══ STUDY MATERIAL ══

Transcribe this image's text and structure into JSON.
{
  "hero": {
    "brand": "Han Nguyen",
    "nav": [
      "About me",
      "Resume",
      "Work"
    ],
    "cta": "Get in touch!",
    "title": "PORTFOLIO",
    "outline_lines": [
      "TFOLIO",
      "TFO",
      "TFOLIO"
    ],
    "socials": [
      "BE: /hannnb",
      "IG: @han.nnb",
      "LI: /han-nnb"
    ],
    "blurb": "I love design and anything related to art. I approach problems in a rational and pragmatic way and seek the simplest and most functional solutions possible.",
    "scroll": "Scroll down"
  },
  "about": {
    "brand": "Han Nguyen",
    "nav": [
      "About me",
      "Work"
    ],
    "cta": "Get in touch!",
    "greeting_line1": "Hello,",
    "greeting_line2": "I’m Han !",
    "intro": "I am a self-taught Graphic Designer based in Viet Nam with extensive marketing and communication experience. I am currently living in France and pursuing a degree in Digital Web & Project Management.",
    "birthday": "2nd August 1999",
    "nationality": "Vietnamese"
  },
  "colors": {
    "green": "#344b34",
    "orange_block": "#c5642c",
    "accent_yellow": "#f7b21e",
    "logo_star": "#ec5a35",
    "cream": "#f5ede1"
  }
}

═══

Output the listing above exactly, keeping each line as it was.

ANSWER FOR THE TASK ::
Transcribe this image's text and structure into JSON.
{
  "hero": {
    "brand": "Han Nguyen",
    "nav": [
      "About me",
      "Resume",
      "Work"
    ],
    "cta": "Get in touch!",
    "title": "PORTFOLIO",
    "outline_lines": [
      "TFOLIO",
      "TFO",
      "TFOLIO"
    ],
    "socials": [
      "BE: /hannnb",
      "IG: @han.nnb",
      "LI: /han-nnb"
    ],
    "blurb": "I love design and anything related to art. I approach problems in a rational and pragmatic way and seek the simplest and most functional solutions possible.",
    "scroll": "Scroll down"
  },
  "about": {
    "brand": "Han Nguyen",
    "nav": [
      "About me",
      "Work"
    ],
    "cta": "Get in touch!",
    "greeting_line1": "Hello,",
    "greeting_line2": "I’m Han !",
    "intro": "I am a self-taught Graphic Designer based in Viet Nam with extensive marketing and communication experience. I am currently living in France and pursuing a degree in Digital Web & Project Management.",
    "birthday": "2nd August 1999",
    "nationality": "Vietnamese"
  },
  "colors": {
    "green": "#344b34",
    "orange_block": "#c5642c",
    "accent_yellow": "#f7b21e",
    "logo_star": "#ec5a35",
    "cream": "#f5ede1"
  }
}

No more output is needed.